Bipolar disorder is characterized by a cycling from depression to mania, and back again over time (hence the reason it used to be called manic depression, because it includes both mania and depression). One of the commonly asked questions we get here is, “How long does a typical bipolar episode last?”
The answer has traditionally been, “Well, it varies considerably from person to person. Some may have rapid cycling bipolar disorder where that person can cycle back and forth between depression and mania in the course of a day or multiple times a week. Others may be stuck in one mood or the other for weeks or months at a time.”
New research (Solomon et al., 2010) published in The Archives of General Psychiatry sheds a little more empirical light onto this question.
In a study of 219 patients with bipolar I disorder (the kind of bipolar disorder with full-blown manic episodes), researchers asked patients to fill out an evaluation every 6 months for five years. The evaluation survey asked a number of questions to determine the length, type and severity of the person’s mood episodes.
They discovered that for patients with Bipolar I disorder, the median duration for any type of mood episode — either mania or depression — was 13 weeks.
They also found that “more than 75% of the subjects recovered from their mood episodes within 1 year of onset. The probability of recovery was significantly less for an episode with severe onset” and for those who had a greater number of years spent ill with a mood episode.
The researchers also discovered that manic episodes or mild depressive episodes were easier to recover from than severe depressive episodes for people with Bipolar I disorder in this study. They also found that those who have a cycling episode — switching from depression to mania or vice-a-versa without an intervening period of recovery — fared worse.

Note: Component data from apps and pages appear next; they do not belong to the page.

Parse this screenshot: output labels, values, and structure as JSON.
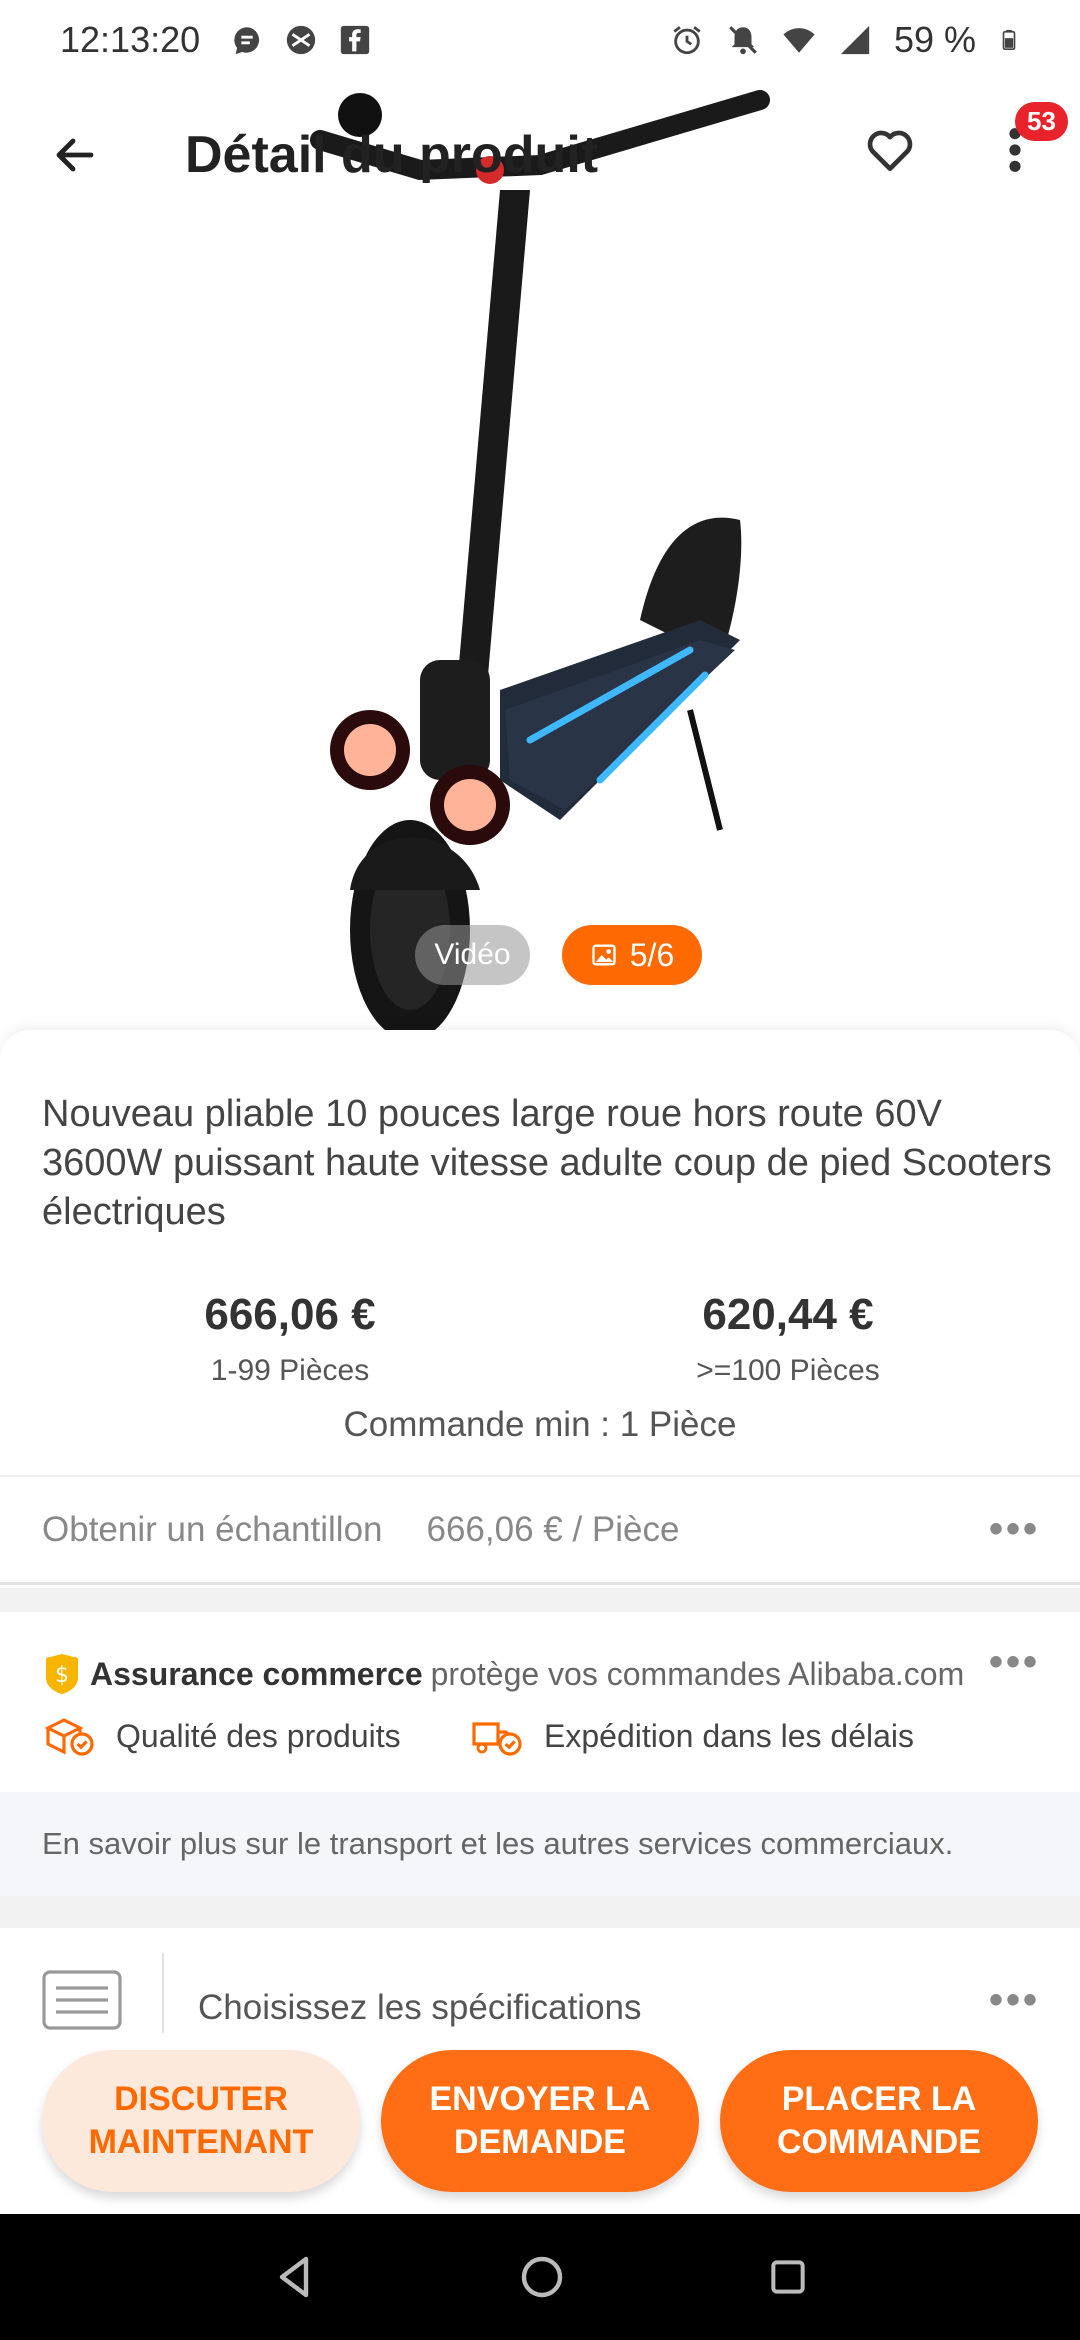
{
  "status_bar": {
    "time": "12:13:20",
    "battery": "59 %",
    "icons_left": [
      "chat-bubble-icon",
      "vpn-icon",
      "facebook-icon"
    ],
    "icons_right": [
      "alarm-icon",
      "muted-bell-icon",
      "wifi-icon",
      "cellular-icon",
      "battery-icon"
    ]
  },
  "topbar": {
    "title": "Détail du produit",
    "notification_count": "53"
  },
  "media": {
    "video_label": "Vidéo",
    "image_counter": "5/6"
  },
  "product": {
    "title": "Nouveau pliable 10 pouces large roue hors route 60V 3600W puissant haute vitesse adulte coup de pied Scooters électriques",
    "prices": [
      {
        "price": "666,06 €",
        "quantity": "1-99 Pièces"
      },
      {
        "price": "620,44 €",
        "quantity": ">=100 Pièces"
      }
    ],
    "min_order": "Commande min : 1 Pièce"
  },
  "sample": {
    "label": "Obtenir un échantillon",
    "price": "666,06 € / Pièce"
  },
  "assurance": {
    "bold": "Assurance commerce",
    "rest": "protège vos commandes Alibaba.com",
    "features": [
      "Qualité des produits",
      "Expédition dans les délais"
    ]
  },
  "info_strip": "En savoir plus sur le transport et les autres services commerciaux.",
  "specs": {
    "label": "Choisissez les spécifications"
  },
  "actions": {
    "chat": "DISCUTER MAINTENANT",
    "send": "ENVOYER LA DEMANDE",
    "order": "PLACER LA COMMANDE"
  },
  "colors": {
    "accent": "#ff6a00",
    "badge": "#e8232b",
    "chat_bg": "#fde8dc"
  }
}
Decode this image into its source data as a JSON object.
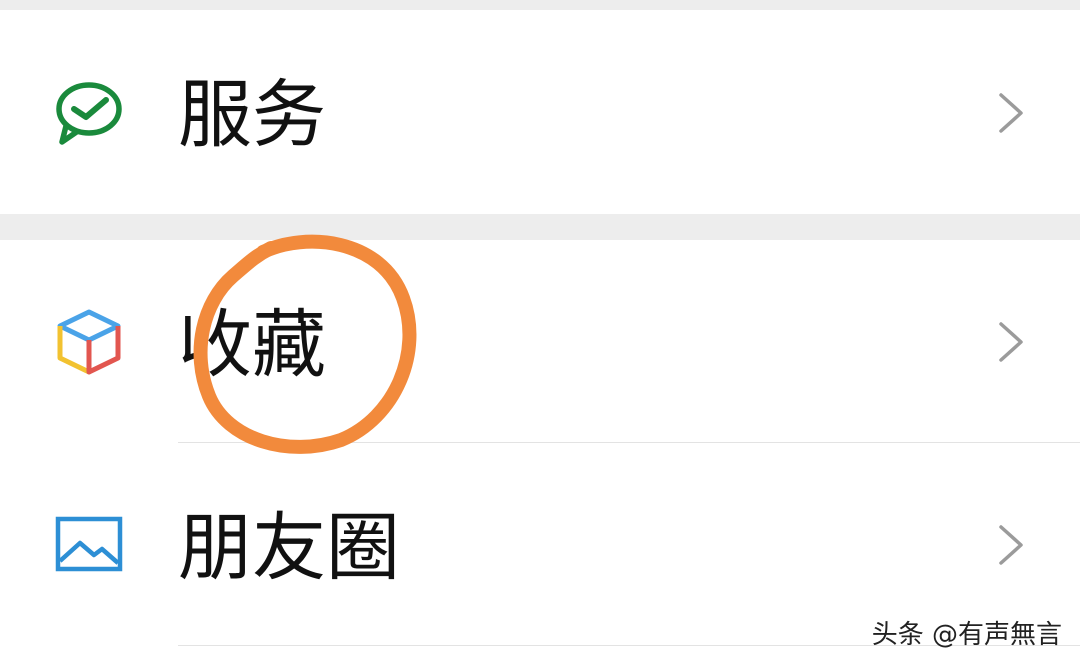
{
  "menu": {
    "items": [
      {
        "label": "服务",
        "icon": "wechat-pay-icon",
        "icon_color": "#1a8a3c"
      },
      {
        "label": "收藏",
        "icon": "favorites-cube-icon",
        "icon_colors": [
          "#4aa3e8",
          "#f2c230",
          "#e2564f"
        ]
      },
      {
        "label": "朋友圈",
        "icon": "moments-image-icon",
        "icon_color": "#2d8fd5"
      }
    ],
    "chevron_icon": "chevron-right-icon",
    "chevron_color": "#9b9b9b"
  },
  "colors": {
    "background": "#ffffff",
    "section_gap": "#ededed",
    "annotation": "#f28a3c"
  },
  "watermark": {
    "text": "头条 @有声無言"
  }
}
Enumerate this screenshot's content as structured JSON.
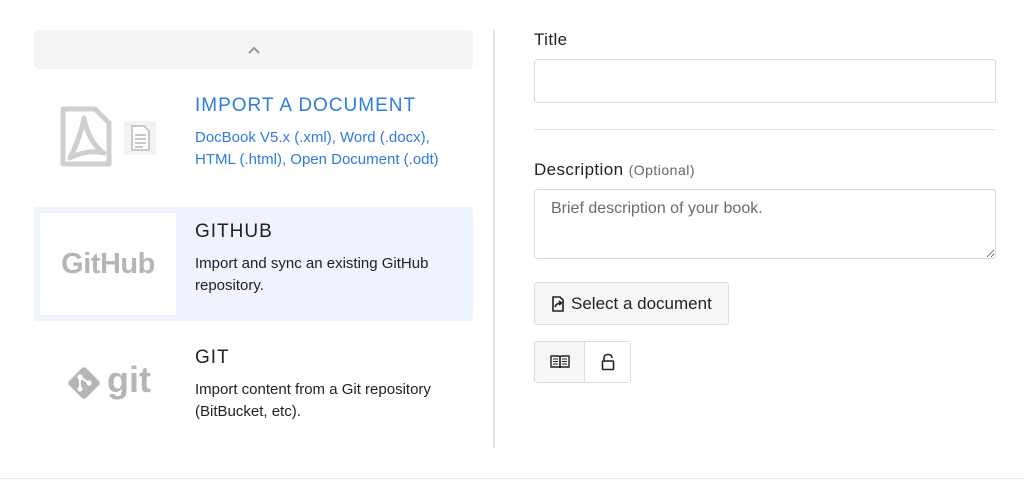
{
  "import_options": [
    {
      "id": "import-document",
      "title": "IMPORT A DOCUMENT",
      "description": "DocBook V5.x (.xml), Word (.docx), HTML (.html), Open Document (.odt)",
      "icons": [
        "pdf-icon",
        "document-icon"
      ],
      "highlighted": false,
      "color": "#2f7be0"
    },
    {
      "id": "github",
      "title": "GITHUB",
      "description": "Import and sync an existing GitHub repository.",
      "logo_text": "GitHub",
      "highlighted": true
    },
    {
      "id": "git",
      "title": "GIT",
      "description": "Import content from a Git repository (BitBucket, etc).",
      "logo_text": "git",
      "highlighted": false
    }
  ],
  "scroll_up_icon": "chevron-up-icon",
  "form": {
    "title_label": "Title",
    "title_value": "",
    "description_label": "Description",
    "description_optional": "(Optional)",
    "description_placeholder": "Brief description of your book.",
    "select_button_label": "Select a document",
    "select_button_icon": "share-icon",
    "toggle_icons": [
      "book-icon",
      "lock-icon"
    ]
  },
  "colors": {
    "accent": "#2f7be0",
    "highlight_bg": "#eef3fd",
    "logo_gray": "#b5b5b5"
  }
}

So there you have it. The average length of time someone with Bipolar I disorder spends either depressed or manic is about 13 weeks. Of course, as always, your mileage may vary and individual differences will mean that very few people will actually have this exact average. But it’s a good, rough yardstick in which to measure your own mood episode lengths.
Solomon, DA, Andrew C. Leon; William H. Coryell; Jean Endicott; Chunshan Li; Jess G. Fiedorowicz; Lara Boyken; Martin B. Keller. (2010). Arch Gen Psychiatry — Abstract: Longitudinal Course of Bipolar I Disorder: Duration of Mood Episodes. Arch Gen Psychiatry, 67, 339-347.